Excerpts from a dataset:

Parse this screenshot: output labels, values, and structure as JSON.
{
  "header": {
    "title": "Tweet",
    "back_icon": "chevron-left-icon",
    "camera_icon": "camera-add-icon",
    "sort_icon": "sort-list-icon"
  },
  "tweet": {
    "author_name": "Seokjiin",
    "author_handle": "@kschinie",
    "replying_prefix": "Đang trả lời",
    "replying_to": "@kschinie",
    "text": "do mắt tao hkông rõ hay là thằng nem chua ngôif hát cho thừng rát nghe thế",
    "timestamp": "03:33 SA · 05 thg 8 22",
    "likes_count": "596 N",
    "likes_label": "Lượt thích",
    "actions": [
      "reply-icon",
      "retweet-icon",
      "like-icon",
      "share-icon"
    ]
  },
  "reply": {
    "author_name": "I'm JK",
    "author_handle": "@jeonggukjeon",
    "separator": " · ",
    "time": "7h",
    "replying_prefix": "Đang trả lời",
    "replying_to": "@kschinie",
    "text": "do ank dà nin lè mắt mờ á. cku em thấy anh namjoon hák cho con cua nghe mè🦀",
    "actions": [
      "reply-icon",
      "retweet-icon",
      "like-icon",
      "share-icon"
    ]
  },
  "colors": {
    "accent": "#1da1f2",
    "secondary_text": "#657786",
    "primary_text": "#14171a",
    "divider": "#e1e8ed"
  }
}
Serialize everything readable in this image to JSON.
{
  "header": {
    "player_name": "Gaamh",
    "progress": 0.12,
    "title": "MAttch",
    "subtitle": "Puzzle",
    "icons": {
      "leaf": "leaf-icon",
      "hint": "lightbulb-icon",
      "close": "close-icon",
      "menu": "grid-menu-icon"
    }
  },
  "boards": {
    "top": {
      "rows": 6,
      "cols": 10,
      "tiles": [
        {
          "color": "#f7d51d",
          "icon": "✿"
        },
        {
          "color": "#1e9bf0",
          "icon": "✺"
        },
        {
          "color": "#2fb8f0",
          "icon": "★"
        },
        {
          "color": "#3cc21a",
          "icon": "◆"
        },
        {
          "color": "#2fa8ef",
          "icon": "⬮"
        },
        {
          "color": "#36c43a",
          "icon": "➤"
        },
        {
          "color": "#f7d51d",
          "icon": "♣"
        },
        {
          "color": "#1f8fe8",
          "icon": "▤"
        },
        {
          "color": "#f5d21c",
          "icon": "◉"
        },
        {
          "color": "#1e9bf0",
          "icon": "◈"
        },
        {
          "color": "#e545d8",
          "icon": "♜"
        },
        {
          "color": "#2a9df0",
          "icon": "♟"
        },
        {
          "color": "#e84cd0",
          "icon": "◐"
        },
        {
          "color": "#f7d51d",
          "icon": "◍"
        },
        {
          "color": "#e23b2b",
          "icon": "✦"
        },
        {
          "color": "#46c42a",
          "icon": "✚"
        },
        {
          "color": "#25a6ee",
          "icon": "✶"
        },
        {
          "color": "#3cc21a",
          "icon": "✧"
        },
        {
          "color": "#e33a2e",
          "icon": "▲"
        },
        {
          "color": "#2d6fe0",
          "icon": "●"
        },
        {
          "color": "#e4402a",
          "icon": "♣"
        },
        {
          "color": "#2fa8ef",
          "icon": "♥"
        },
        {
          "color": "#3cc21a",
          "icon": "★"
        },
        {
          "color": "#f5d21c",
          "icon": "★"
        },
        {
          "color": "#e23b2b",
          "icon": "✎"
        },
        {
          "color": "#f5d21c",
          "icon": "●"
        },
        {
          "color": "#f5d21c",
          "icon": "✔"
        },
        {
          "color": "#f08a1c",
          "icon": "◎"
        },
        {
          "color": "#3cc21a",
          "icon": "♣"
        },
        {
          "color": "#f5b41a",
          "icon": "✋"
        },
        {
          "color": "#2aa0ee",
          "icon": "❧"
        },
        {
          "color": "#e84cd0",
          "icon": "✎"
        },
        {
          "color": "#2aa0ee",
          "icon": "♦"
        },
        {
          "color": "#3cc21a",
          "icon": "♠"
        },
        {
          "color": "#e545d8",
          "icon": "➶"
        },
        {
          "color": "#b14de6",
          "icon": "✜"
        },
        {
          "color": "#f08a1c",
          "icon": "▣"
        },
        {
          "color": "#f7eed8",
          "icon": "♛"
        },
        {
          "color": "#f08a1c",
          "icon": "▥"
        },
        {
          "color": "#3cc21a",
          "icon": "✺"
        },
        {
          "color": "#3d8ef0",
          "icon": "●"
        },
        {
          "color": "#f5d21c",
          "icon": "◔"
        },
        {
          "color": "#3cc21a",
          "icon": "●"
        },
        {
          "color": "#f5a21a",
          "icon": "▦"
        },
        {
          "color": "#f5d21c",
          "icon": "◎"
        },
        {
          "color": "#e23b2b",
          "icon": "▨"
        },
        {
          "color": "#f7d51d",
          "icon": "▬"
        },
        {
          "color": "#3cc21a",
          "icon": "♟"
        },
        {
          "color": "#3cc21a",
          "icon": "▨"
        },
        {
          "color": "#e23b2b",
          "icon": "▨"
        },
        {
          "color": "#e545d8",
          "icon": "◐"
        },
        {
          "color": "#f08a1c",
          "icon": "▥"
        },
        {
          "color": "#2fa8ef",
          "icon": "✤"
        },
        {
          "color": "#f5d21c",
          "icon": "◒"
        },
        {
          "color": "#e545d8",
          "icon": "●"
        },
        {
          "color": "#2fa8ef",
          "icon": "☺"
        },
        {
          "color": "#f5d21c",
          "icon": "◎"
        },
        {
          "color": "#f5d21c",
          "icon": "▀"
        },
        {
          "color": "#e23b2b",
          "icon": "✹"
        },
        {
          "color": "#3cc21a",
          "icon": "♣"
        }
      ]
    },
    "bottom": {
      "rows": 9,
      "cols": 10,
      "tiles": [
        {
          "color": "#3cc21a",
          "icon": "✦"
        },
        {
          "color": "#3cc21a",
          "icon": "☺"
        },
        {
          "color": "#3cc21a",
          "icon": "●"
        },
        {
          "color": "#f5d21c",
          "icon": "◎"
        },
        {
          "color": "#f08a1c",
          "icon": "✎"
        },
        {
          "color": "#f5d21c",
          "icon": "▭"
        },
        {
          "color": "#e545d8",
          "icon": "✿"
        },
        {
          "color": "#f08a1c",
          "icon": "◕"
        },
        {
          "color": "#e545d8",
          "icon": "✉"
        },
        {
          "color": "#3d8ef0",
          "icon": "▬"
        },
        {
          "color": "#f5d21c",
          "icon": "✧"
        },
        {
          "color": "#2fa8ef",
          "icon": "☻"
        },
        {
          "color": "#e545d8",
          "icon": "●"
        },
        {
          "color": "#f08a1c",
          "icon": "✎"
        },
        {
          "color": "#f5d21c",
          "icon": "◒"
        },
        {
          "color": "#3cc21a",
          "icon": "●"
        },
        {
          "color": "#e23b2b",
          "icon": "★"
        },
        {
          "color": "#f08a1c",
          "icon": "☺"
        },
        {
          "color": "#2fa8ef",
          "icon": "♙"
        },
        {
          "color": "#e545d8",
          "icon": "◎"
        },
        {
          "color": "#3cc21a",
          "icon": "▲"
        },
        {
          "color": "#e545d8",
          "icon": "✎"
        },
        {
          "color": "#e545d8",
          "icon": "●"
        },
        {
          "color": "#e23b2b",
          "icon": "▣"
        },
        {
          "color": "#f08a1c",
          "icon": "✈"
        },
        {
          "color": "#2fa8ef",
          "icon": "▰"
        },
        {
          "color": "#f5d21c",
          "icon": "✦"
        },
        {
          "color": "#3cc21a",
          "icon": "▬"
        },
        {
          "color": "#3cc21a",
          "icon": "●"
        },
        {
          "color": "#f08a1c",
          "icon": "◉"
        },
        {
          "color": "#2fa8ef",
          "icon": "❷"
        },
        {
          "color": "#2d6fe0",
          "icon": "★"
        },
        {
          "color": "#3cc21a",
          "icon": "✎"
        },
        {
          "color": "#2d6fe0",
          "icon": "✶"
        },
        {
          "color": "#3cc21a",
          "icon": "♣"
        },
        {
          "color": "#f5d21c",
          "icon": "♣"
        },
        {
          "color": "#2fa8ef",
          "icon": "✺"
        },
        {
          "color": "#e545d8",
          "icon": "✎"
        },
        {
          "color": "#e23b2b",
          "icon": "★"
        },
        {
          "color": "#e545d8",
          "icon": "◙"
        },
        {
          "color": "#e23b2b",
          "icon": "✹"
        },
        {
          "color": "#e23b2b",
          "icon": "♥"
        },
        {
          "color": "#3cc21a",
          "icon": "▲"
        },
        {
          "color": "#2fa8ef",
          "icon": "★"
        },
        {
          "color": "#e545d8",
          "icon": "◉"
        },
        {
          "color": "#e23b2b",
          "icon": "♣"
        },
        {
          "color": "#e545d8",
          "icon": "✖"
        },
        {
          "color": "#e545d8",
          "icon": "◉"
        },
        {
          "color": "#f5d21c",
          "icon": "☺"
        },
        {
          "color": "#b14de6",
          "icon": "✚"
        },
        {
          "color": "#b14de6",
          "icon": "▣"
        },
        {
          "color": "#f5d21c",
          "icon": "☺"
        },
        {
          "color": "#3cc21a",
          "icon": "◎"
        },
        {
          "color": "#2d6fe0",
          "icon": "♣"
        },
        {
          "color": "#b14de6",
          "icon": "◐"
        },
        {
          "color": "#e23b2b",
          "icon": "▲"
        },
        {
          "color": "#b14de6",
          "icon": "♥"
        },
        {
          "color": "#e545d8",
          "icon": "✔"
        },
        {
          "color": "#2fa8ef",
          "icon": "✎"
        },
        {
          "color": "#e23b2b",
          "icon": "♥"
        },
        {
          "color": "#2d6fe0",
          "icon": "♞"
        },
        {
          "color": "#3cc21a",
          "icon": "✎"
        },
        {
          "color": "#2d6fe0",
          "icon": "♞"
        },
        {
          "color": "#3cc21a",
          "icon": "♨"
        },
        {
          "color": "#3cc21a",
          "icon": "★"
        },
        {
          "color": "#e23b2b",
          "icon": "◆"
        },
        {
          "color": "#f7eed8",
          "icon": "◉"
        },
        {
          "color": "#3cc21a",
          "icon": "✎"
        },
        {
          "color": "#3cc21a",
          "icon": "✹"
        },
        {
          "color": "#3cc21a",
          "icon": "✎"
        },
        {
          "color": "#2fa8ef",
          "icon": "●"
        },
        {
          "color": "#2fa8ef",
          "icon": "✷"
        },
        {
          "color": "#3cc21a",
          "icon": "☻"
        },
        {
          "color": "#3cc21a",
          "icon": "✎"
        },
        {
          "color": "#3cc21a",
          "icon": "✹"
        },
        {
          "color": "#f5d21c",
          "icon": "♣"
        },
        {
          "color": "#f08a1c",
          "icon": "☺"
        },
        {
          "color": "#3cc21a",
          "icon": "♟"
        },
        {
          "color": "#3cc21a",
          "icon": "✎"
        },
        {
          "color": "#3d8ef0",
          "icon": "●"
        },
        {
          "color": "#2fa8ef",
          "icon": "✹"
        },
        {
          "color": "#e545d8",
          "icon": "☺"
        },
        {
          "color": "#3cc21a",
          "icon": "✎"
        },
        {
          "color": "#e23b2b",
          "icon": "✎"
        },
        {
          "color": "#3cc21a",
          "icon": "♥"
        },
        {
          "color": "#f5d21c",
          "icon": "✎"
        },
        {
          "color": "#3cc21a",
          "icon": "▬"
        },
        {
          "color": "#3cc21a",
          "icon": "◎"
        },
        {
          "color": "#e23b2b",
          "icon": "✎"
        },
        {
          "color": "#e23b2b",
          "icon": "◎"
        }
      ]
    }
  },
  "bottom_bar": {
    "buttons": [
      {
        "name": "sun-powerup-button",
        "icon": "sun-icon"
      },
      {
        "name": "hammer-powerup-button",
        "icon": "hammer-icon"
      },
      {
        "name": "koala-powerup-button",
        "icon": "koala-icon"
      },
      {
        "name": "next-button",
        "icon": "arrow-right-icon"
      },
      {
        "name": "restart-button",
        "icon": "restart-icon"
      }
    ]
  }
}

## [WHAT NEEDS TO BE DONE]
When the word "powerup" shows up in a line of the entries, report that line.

## [ANSWER AREA]
        "name": "sun-powerup-button",
        "name": "hammer-powerup-button",
        "name": "koala-powerup-button",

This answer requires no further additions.